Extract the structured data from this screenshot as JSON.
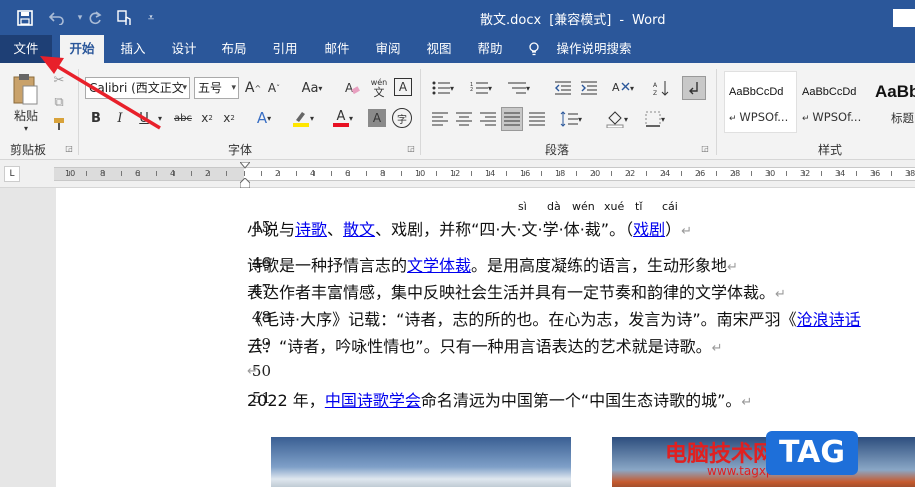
{
  "titlebar": {
    "doc_name": "散文.docx",
    "mode": "[兼容模式]",
    "sep": "-",
    "app": "Word",
    "qat": {
      "save": "save-icon",
      "undo": "undo-icon",
      "redo": "redo-icon",
      "touch": "touch-mode-icon",
      "more": "customize-qat-icon"
    }
  },
  "tabs": [
    "文件",
    "开始",
    "插入",
    "设计",
    "布局",
    "引用",
    "邮件",
    "审阅",
    "视图",
    "帮助",
    "操作说明搜索"
  ],
  "ribbon": {
    "clipboard": {
      "paste": "粘贴",
      "label": "剪贴板"
    },
    "font": {
      "name": "Calibri (西文正文",
      "size": "五号",
      "label": "字体",
      "grow": "A",
      "shrink": "A",
      "case": "Aa",
      "phonetic_top": "wén",
      "phonetic_bottom": "文",
      "border_char": "A",
      "bold": "B",
      "italic": "I",
      "underline": "U",
      "strike": "abc",
      "sub": "x",
      "sup": "x",
      "effects": "A",
      "font_color": "A",
      "shading": "A",
      "enclose": "字"
    },
    "paragraph": {
      "label": "段落"
    },
    "styles": {
      "label": "样式",
      "items": [
        {
          "preview": "AaBbCcDd",
          "name": "WPSOf..."
        },
        {
          "preview": "AaBbCcDd",
          "name": "WPSOf..."
        },
        {
          "preview": "AaBb",
          "name": "标题"
        }
      ]
    }
  },
  "ruler": {
    "numbers": [
      "10",
      "8",
      "6",
      "4",
      "2",
      "2",
      "4",
      "6",
      "8",
      "10",
      "12",
      "14",
      "16",
      "18",
      "20",
      "22",
      "24",
      "26",
      "28",
      "30",
      "32",
      "34",
      "36",
      "38"
    ]
  },
  "document": {
    "lines": [
      {
        "num": "45",
        "parts": [
          {
            "t": "小说与"
          },
          {
            "t": "诗歌",
            "link": true
          },
          {
            "t": "、"
          },
          {
            "t": "散文",
            "link": true
          },
          {
            "t": "、戏剧，并称“四·大·文·学·体·裁”。（"
          },
          {
            "t": "戏剧",
            "link": true
          },
          {
            "t": "）"
          }
        ],
        "pm": "↵",
        "ruby": [
          "sì",
          "dà",
          "wén",
          "xué",
          "tǐ",
          "cái"
        ]
      },
      {
        "num": "46",
        "parts": [
          {
            "t": "诗歌是一种抒情言志的"
          },
          {
            "t": "文学体裁",
            "link": true
          },
          {
            "t": "。是用高度凝练的语言，生动形象地"
          }
        ],
        "pm": "↵"
      },
      {
        "num": "47",
        "parts": [
          {
            "t": "表达作者丰富情感，集中反映社会生活并具有一定节奏和韵律的文学体裁。"
          }
        ],
        "pm": "↵"
      },
      {
        "num": "48",
        "parts": [
          {
            "t": "《毛诗·大序》记载：“诗者，志的所的也。在心为志，发言为诗”。南宋严羽《"
          },
          {
            "t": "沧浪诗话",
            "link": true
          }
        ],
        "pm": ""
      },
      {
        "num": "49",
        "parts": [
          {
            "t": "云：“诗者，吟咏性情也”。只有一种用言语表达的艺术就是诗歌。"
          }
        ],
        "pm": "↵"
      },
      {
        "num": "50",
        "parts": [],
        "pm": "↵"
      },
      {
        "num": "51",
        "parts": [
          {
            "t": "2022 年，"
          },
          {
            "t": "中国诗歌学会",
            "link": true
          },
          {
            "t": "命名清远为中国第一个“中国生态诗歌的城”。"
          }
        ],
        "pm": "↵"
      }
    ]
  },
  "watermark": {
    "site_cn": "电脑技术网",
    "url": "www.tagxp.com",
    "tag": "TAG"
  },
  "colors": {
    "brand": "#2b579a",
    "arrow": "#e8202a",
    "link": "#0000ee"
  }
}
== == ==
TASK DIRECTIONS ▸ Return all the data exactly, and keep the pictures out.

WRITTEN REPLY ▸
Extract the structured data from this screenshot as JSON.
{
  "titlebar": {
    "doc_name": "散文.docx",
    "mode": "[兼容模式]",
    "sep": "-",
    "app": "Word",
    "qat": {
      "save": "save-icon",
      "undo": "undo-icon",
      "redo": "redo-icon",
      "touch": "touch-mode-icon",
      "more": "customize-qat-icon"
    }
  },
  "tabs": [
    "文件",
    "开始",
    "插入",
    "设计",
    "布局",
    "引用",
    "邮件",
    "审阅",
    "视图",
    "帮助",
    "操作说明搜索"
  ],
  "ribbon": {
    "clipboard": {
      "paste": "粘贴",
      "label": "剪贴板"
    },
    "font": {
      "name": "Calibri (西文正文",
      "size": "五号",
      "label": "字体",
      "grow": "A",
      "shrink": "A",
      "case": "Aa",
      "phonetic_top": "wén",
      "phonetic_bottom": "文",
      "border_char": "A",
      "bold": "B",
      "italic": "I",
      "underline": "U",
      "strike": "abc",
      "sub": "x",
      "sup": "x",
      "effects": "A",
      "font_color": "A",
      "shading": "A",
      "enclose": "字"
    },
    "paragraph": {
      "label": "段落"
    },
    "styles": {
      "label": "样式",
      "items": [
        {
          "preview": "AaBbCcDd",
          "name": "WPSOf..."
        },
        {
          "preview": "AaBbCcDd",
          "name": "WPSOf..."
        },
        {
          "preview": "AaBb",
          "name": "标题"
        }
      ]
    }
  },
  "ruler": {
    "numbers": [
      "10",
      "8",
      "6",
      "4",
      "2",
      "2",
      "4",
      "6",
      "8",
      "10",
      "12",
      "14",
      "16",
      "18",
      "20",
      "22",
      "24",
      "26",
      "28",
      "30",
      "32",
      "34",
      "36",
      "38"
    ]
  },
  "document": {
    "lines": [
      {
        "num": "45",
        "parts": [
          {
            "t": "小说与"
          },
          {
            "t": "诗歌",
            "link": true
          },
          {
            "t": "、"
          },
          {
            "t": "散文",
            "link": true
          },
          {
            "t": "、戏剧，并称“四·大·文·学·体·裁”。（"
          },
          {
            "t": "戏剧",
            "link": true
          },
          {
            "t": "）"
          }
        ],
        "pm": "↵",
        "ruby": [
          "sì",
          "dà",
          "wén",
          "xué",
          "tǐ",
          "cái"
        ]
      },
      {
        "num": "46",
        "parts": [
          {
            "t": "诗歌是一种抒情言志的"
          },
          {
            "t": "文学体裁",
            "link": true
          },
          {
            "t": "。是用高度凝练的语言，生动形象地"
          }
        ],
        "pm": "↵"
      },
      {
        "num": "47",
        "parts": [
          {
            "t": "表达作者丰富情感，集中反映社会生活并具有一定节奏和韵律的文学体裁。"
          }
        ],
        "pm": "↵"
      },
      {
        "num": "48",
        "parts": [
          {
            "t": "《毛诗·大序》记载：“诗者，志的所的也。在心为志，发言为诗”。南宋严羽《"
          },
          {
            "t": "沧浪诗话",
            "link": true
          }
        ],
        "pm": ""
      },
      {
        "num": "49",
        "parts": [
          {
            "t": "云：“诗者，吟咏性情也”。只有一种用言语表达的艺术就是诗歌。"
          }
        ],
        "pm": "↵"
      },
      {
        "num": "50",
        "parts": [],
        "pm": "↵"
      },
      {
        "num": "51",
        "parts": [
          {
            "t": "2022 年，"
          },
          {
            "t": "中国诗歌学会",
            "link": true
          },
          {
            "t": "命名清远为中国第一个“中国生态诗歌的城”。"
          }
        ],
        "pm": "↵"
      }
    ]
  },
  "watermark": {
    "site_cn": "电脑技术网",
    "url": "www.tagxp.com",
    "tag": "TAG"
  },
  "colors": {
    "brand": "#2b579a",
    "arrow": "#e8202a",
    "link": "#0000ee"
  }
}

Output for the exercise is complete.